-- Raw data follows --
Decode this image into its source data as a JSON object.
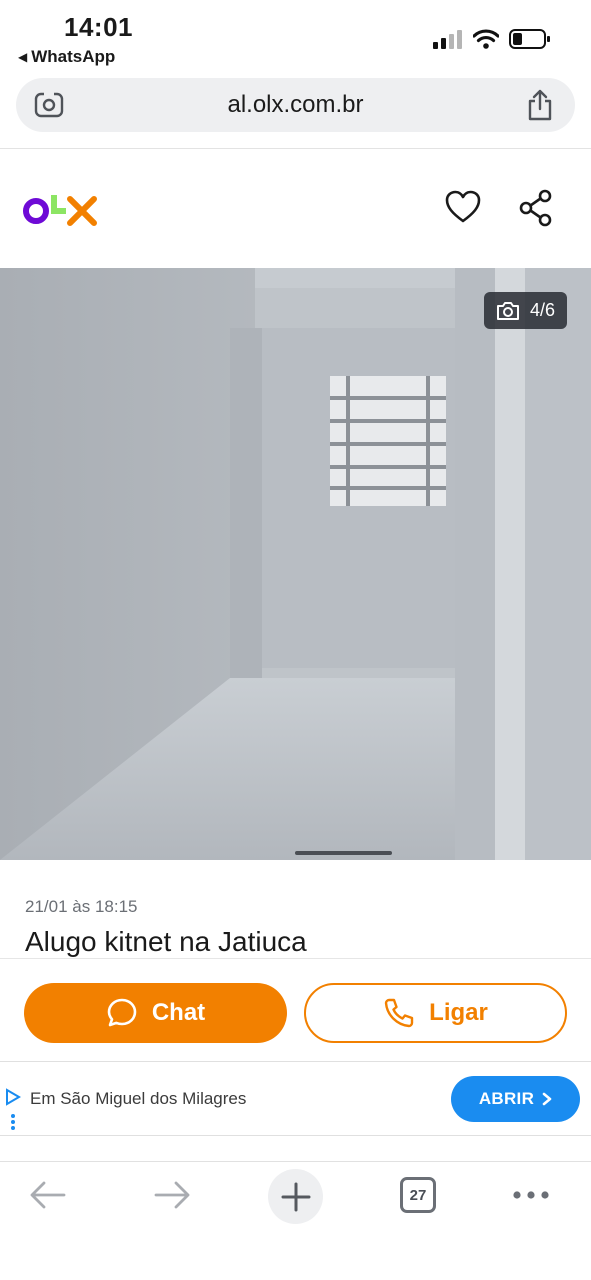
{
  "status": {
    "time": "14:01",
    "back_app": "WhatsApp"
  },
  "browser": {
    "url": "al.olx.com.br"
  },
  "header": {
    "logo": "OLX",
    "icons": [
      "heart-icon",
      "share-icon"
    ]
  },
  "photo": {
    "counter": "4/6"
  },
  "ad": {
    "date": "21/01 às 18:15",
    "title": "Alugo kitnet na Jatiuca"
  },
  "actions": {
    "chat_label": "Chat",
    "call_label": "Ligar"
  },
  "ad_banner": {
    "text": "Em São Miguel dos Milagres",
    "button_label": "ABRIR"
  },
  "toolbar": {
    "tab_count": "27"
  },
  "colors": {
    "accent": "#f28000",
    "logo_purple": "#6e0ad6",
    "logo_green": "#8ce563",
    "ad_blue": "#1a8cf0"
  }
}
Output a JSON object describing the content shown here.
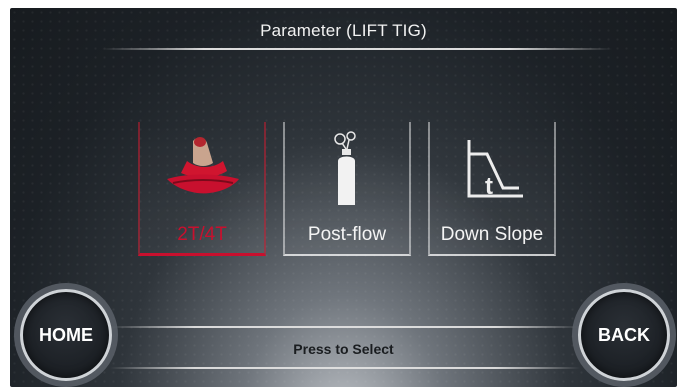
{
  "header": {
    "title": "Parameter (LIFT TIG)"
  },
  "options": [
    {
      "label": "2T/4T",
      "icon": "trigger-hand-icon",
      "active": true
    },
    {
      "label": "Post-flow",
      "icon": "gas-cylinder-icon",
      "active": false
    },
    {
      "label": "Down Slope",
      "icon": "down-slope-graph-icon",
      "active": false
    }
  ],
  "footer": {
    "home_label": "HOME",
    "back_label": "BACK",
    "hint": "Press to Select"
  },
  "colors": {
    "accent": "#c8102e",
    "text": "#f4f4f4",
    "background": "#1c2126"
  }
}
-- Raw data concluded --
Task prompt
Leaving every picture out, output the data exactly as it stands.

Task answer
Decode this image into its source data as a JSON object.
{
  "status": {
    "time": "14:01",
    "back_app": "WhatsApp"
  },
  "browser": {
    "url": "al.olx.com.br"
  },
  "header": {
    "logo": "OLX",
    "icons": [
      "heart-icon",
      "share-icon"
    ]
  },
  "photo": {
    "counter": "4/6"
  },
  "ad": {
    "date": "21/01 às 18:15",
    "title": "Alugo kitnet na Jatiuca"
  },
  "actions": {
    "chat_label": "Chat",
    "call_label": "Ligar"
  },
  "ad_banner": {
    "text": "Em São Miguel dos Milagres",
    "button_label": "ABRIR"
  },
  "toolbar": {
    "tab_count": "27"
  },
  "colors": {
    "accent": "#f28000",
    "logo_purple": "#6e0ad6",
    "logo_green": "#8ce563",
    "ad_blue": "#1a8cf0"
  }
}
Output a JSON object describing the content shown here.
{
  "header": {
    "title": "Parameter (LIFT TIG)"
  },
  "options": [
    {
      "label": "2T/4T",
      "icon": "trigger-hand-icon",
      "active": true
    },
    {
      "label": "Post-flow",
      "icon": "gas-cylinder-icon",
      "active": false
    },
    {
      "label": "Down Slope",
      "icon": "down-slope-graph-icon",
      "active": false
    }
  ],
  "footer": {
    "home_label": "HOME",
    "back_label": "BACK",
    "hint": "Press to Select"
  },
  "colors": {
    "accent": "#c8102e",
    "text": "#f4f4f4",
    "background": "#1c2126"
  }
}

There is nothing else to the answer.